What to do >> Check each line of the entries. Copy the ones that contain the string "Basic".
----- Supplied material -----
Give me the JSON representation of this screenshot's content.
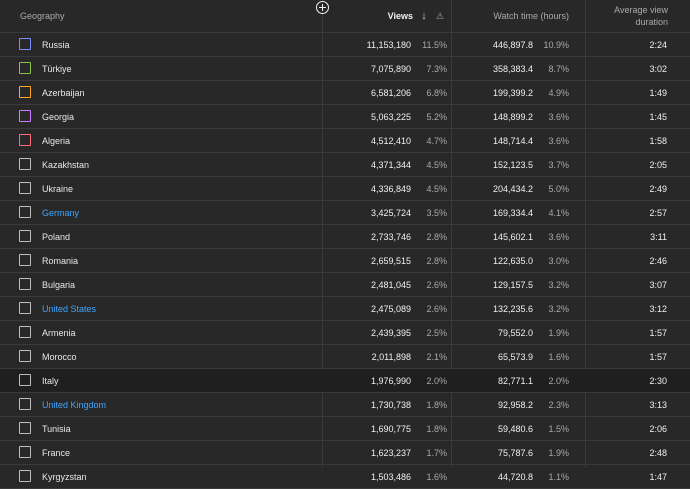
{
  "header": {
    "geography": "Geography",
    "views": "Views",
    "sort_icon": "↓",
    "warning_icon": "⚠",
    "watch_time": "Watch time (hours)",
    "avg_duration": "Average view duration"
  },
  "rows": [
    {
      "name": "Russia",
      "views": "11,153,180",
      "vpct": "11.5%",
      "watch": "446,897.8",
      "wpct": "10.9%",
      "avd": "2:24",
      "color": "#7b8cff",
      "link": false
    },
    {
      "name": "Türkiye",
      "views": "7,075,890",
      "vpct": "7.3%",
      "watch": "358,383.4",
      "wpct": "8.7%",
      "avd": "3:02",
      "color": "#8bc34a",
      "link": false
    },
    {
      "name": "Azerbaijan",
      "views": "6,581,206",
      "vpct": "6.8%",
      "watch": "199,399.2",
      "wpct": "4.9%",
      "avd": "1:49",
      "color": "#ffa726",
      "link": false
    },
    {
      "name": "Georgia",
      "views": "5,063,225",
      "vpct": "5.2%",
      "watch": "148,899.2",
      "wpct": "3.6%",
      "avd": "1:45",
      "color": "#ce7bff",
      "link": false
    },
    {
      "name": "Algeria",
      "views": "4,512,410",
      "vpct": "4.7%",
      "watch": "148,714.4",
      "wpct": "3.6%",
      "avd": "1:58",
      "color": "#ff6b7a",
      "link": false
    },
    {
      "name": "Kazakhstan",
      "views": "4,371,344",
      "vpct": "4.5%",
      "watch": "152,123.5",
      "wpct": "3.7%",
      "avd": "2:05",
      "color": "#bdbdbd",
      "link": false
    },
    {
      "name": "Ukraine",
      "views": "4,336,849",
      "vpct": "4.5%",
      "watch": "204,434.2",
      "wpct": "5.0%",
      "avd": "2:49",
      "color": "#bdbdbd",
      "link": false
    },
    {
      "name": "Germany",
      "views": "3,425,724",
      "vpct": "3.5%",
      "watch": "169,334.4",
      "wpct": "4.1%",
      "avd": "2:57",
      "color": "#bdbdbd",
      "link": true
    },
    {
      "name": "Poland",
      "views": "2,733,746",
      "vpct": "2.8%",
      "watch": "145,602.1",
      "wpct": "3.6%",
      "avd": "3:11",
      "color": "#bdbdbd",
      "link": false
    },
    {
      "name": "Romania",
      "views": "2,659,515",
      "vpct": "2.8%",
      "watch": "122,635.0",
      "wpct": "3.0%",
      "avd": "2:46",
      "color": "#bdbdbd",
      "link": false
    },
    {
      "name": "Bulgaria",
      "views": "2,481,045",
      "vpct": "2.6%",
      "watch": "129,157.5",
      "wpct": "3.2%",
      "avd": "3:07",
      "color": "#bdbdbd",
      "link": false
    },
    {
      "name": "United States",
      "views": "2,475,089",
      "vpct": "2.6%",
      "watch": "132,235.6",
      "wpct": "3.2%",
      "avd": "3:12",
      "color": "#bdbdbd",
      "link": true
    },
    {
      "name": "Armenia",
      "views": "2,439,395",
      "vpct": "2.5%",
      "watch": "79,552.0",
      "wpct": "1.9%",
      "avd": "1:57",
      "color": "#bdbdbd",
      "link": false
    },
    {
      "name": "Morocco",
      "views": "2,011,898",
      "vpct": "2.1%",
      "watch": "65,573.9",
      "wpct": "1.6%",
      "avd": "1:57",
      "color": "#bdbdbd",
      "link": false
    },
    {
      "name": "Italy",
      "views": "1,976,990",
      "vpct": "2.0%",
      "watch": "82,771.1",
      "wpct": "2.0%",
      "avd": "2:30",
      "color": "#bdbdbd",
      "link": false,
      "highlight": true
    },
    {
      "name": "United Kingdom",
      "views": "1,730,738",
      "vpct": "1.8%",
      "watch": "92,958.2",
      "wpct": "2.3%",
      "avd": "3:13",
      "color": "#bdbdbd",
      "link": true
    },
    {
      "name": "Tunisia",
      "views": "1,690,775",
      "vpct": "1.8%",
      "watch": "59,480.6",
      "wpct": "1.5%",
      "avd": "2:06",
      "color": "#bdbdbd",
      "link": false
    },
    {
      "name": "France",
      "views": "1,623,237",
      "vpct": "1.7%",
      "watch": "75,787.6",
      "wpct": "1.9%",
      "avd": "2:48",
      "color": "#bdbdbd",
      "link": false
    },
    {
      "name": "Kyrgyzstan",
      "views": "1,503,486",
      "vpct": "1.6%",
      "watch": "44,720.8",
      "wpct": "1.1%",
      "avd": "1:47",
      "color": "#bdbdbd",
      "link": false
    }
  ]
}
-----
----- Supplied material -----
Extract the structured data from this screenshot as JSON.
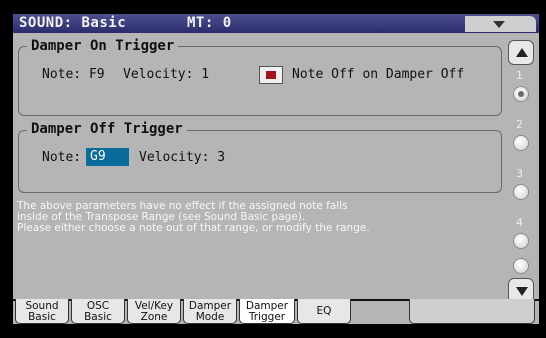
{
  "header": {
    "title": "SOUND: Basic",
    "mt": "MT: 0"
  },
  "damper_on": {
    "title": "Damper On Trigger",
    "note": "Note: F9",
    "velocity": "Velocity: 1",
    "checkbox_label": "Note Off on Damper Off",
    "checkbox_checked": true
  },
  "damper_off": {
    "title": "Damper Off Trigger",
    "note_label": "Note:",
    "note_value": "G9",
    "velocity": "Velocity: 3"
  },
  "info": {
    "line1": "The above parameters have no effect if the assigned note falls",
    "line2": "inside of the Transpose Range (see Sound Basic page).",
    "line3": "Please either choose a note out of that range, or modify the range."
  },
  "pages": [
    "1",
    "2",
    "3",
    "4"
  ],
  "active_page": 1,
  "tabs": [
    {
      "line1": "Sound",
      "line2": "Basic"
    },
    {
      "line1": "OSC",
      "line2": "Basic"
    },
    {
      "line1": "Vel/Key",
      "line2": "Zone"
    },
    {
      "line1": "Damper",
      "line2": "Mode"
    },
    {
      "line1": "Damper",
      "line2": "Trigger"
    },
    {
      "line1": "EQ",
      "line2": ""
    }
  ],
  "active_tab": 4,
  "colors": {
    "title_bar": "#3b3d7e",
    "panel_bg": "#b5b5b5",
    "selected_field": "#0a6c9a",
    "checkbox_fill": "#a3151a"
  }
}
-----
Response area >>
    "title": "SOUND: Basic",
    "line2": "inside of the Transpose Range (see Sound Basic page).",
      "line2": "Basic"
      "line2": "Basic"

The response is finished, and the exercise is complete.